= Beginning of Section =

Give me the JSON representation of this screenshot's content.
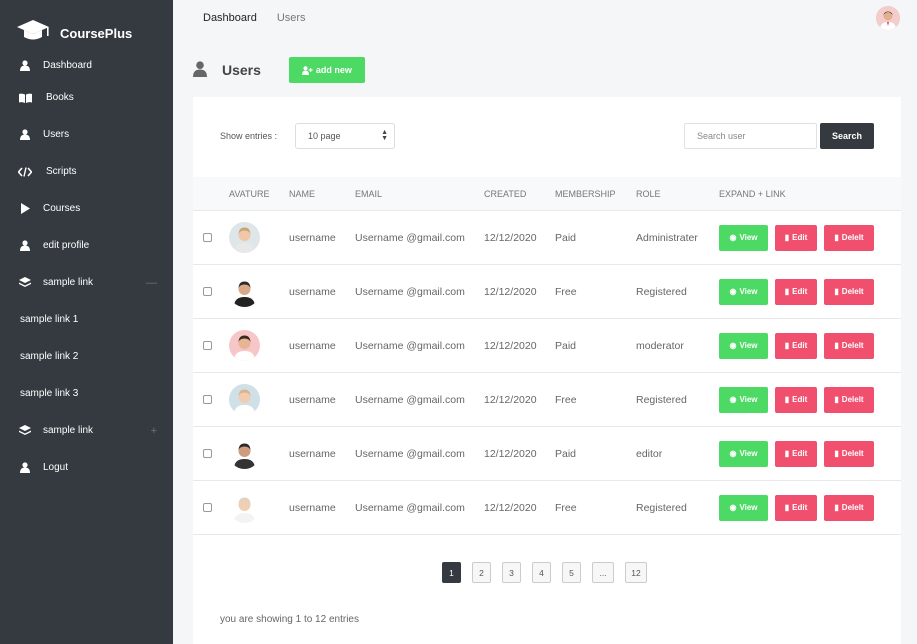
{
  "brand": {
    "name": "CoursePlus"
  },
  "sidebar": {
    "items": [
      {
        "label": "Dashboard",
        "icon": "user-icon"
      },
      {
        "label": "Books",
        "icon": "book-icon"
      },
      {
        "label": "Users",
        "icon": "user-icon"
      },
      {
        "label": "Scripts",
        "icon": "code-icon"
      },
      {
        "label": "Courses",
        "icon": "play-icon"
      },
      {
        "label": "edit profile",
        "icon": "user-icon"
      },
      {
        "label": "sample link",
        "icon": "layers-icon",
        "toggle": "—"
      },
      {
        "label": "sample link 1"
      },
      {
        "label": "sample link 2"
      },
      {
        "label": "sample link 3"
      },
      {
        "label": "sample link",
        "icon": "layers-icon",
        "toggle": "+"
      },
      {
        "label": "Logut",
        "icon": "user-icon"
      }
    ]
  },
  "topbar": {
    "links": [
      "Dashboard",
      "Users"
    ]
  },
  "page": {
    "title": "Users",
    "add_label": "add new"
  },
  "controls": {
    "show_label": "Show entries :",
    "page_size": "10 page",
    "search_placeholder": "Search user",
    "search_button": "Search"
  },
  "table": {
    "headers": [
      "AVATURE",
      "NAME",
      "EMAIL",
      "CREATED",
      "MEMBERSHIP",
      "ROLE",
      "EXPAND + LINK"
    ],
    "view_label": "View",
    "edit_label": "Edit",
    "delete_label": "Delelt",
    "rows": [
      {
        "name": "username",
        "email": "Username @gmail.com",
        "created": "12/12/2020",
        "membership": "Paid",
        "role": "Administrater"
      },
      {
        "name": "username",
        "email": "Username @gmail.com",
        "created": "12/12/2020",
        "membership": "Free",
        "role": "Registered"
      },
      {
        "name": "username",
        "email": "Username @gmail.com",
        "created": "12/12/2020",
        "membership": "Paid",
        "role": "moderator"
      },
      {
        "name": "username",
        "email": "Username @gmail.com",
        "created": "12/12/2020",
        "membership": "Free",
        "role": "Registered"
      },
      {
        "name": "username",
        "email": "Username @gmail.com",
        "created": "12/12/2020",
        "membership": "Paid",
        "role": "editor"
      },
      {
        "name": "username",
        "email": "Username @gmail.com",
        "created": "12/12/2020",
        "membership": "Free",
        "role": "Registered"
      }
    ]
  },
  "pagination": {
    "pages": [
      "1",
      "2",
      "3",
      "4",
      "5",
      "...",
      "12"
    ],
    "active": "1"
  },
  "footer": {
    "showing": "you are showing 1 to 12 entries"
  },
  "colors": {
    "sidebar": "#343a40",
    "green": "#4cd964",
    "red": "#f0506e"
  }
}
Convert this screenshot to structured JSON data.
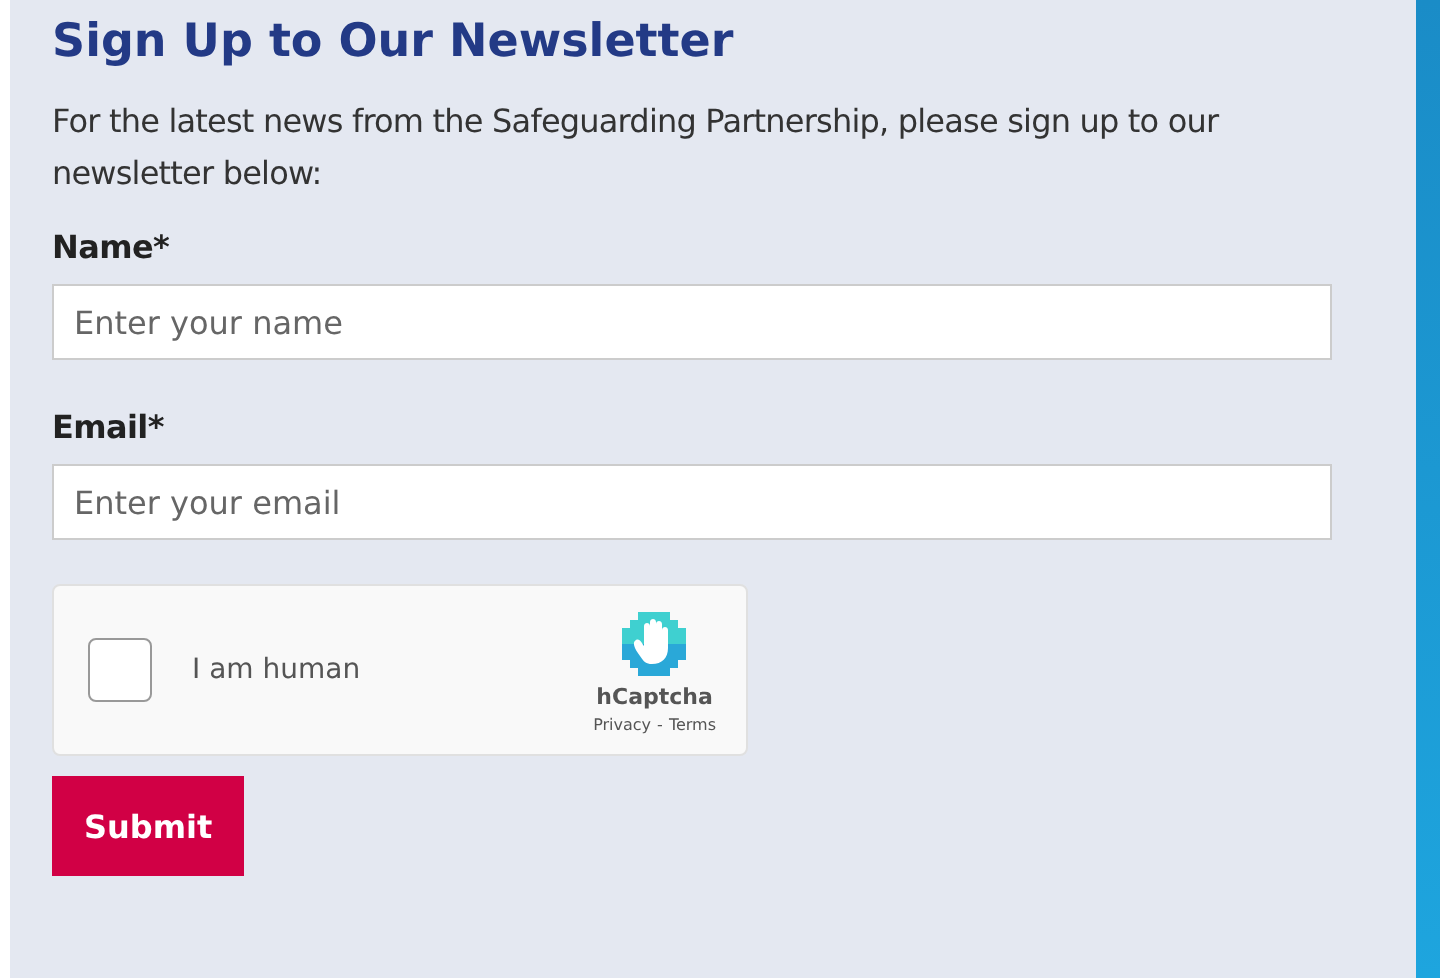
{
  "title": "Sign Up to Our Newsletter",
  "intro": "For the latest news from the Safeguarding Partnership, please sign up to our newsletter below:",
  "fields": [
    {
      "label": "Name*",
      "placeholder": "Enter your name"
    },
    {
      "label": "Email*",
      "placeholder": "Enter your email"
    }
  ],
  "captcha": {
    "label": "I am human",
    "checked": false,
    "brand": "hCaptcha",
    "links": [
      "Privacy",
      "Terms"
    ],
    "separator": "-"
  },
  "submit": "Submit"
}
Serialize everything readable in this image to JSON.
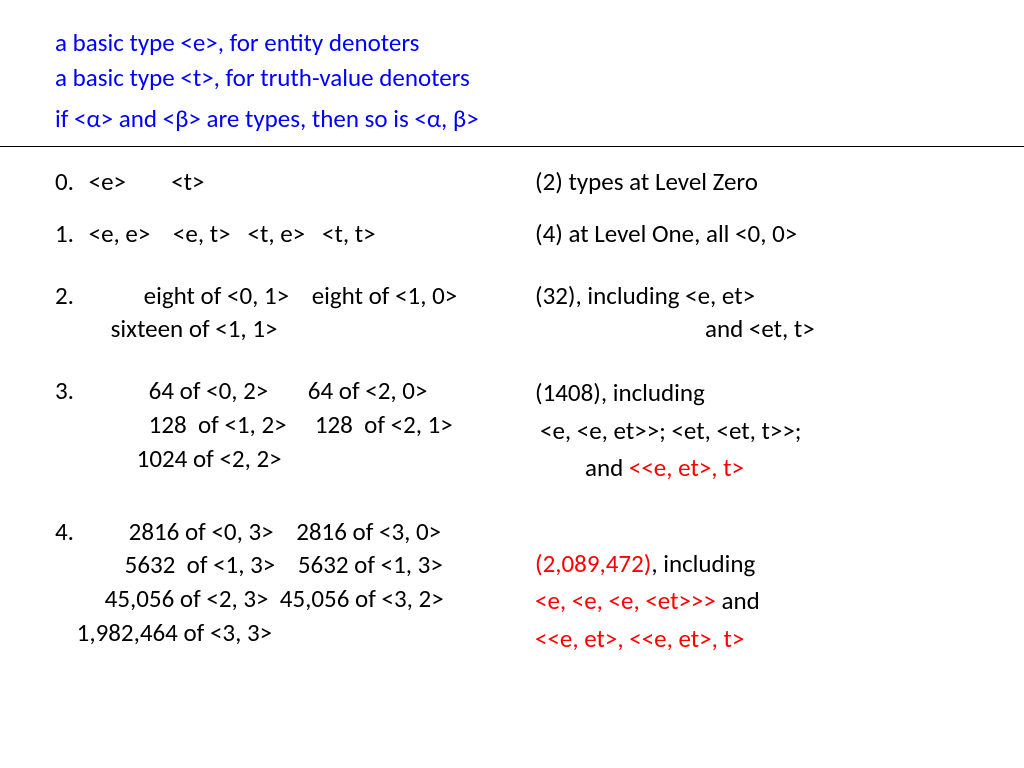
{
  "header": {
    "line1": "a basic type <e>, for entity denoters",
    "line2": "a basic type <t>, for truth-value denoters",
    "line3": "if <α> and <β> are types, then so is <α, β>"
  },
  "rows": {
    "r0": {
      "num": "0.",
      "left": "<e>        <t>",
      "right": "(2) types at Level Zero"
    },
    "r1": {
      "num": "1.",
      "left": "<e, e>    <e, t>   <t, e>   <t, t>",
      "right": "(4) at Level One, all <0, 0>"
    },
    "r2": {
      "num": "2.",
      "left_l1": "eight of <0, 1>    eight of <1, 0>",
      "left_l2": "sixteen of <1, 1>",
      "right_l1": "(32), including <e, et>",
      "right_l2": "and <et, t>"
    },
    "r3": {
      "num": "3.",
      "left_l1": "64 of <0, 2>       64 of <2, 0>",
      "left_l2": "128  of <1, 2>     128  of <2, 1>",
      "left_l3": "1024 of <2, 2>",
      "right_l1": "(1408), including",
      "right_l2": "<e, <e, et>>; <et, <et, t>>;",
      "right_l3_a": "and ",
      "right_l3_b": "<<e, et>, t>"
    },
    "r4": {
      "num": "4.",
      "left_l1": "2816 of <0, 3>    2816 of <3, 0>",
      "left_l2": "5632  of <1, 3>    5632 of <1, 3>",
      "left_l3": "45,056 of <2, 3>  45,056 of <3, 2>",
      "left_l4": "1,982,464 of <3, 3>",
      "right_l1_a": "(2,089,472)",
      "right_l1_b": ", including",
      "right_l2_a": "<e, <e, <e, <et>>>",
      "right_l2_b": " and",
      "right_l3": "<<e, et>, <<e, et>, t>"
    }
  }
}
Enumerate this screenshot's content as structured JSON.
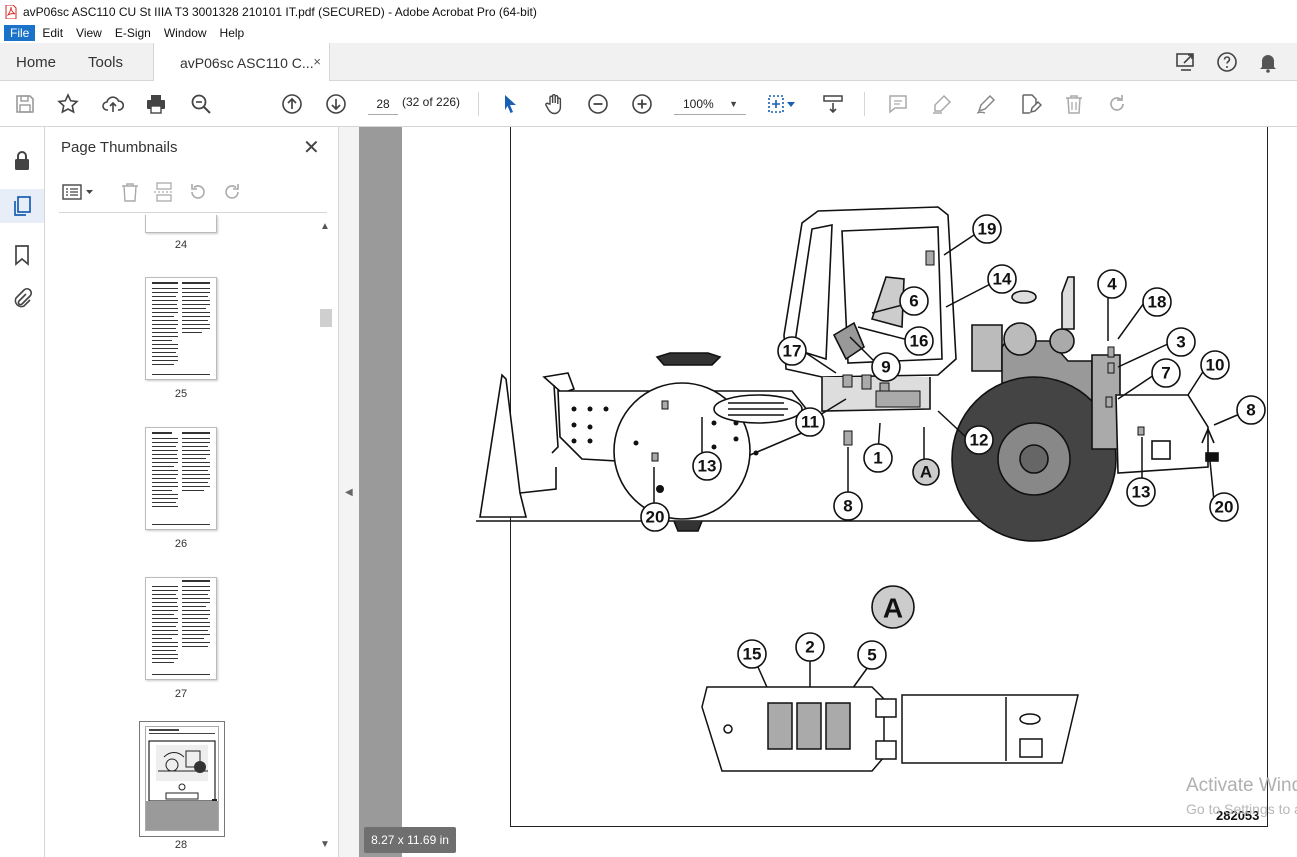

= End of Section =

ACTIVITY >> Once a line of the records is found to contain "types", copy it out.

EXPECTED OUTPUT >>
    "line3": "if <α> and <β> are types, then so is <α, β>"
      "right": "(2) types at Level Zero"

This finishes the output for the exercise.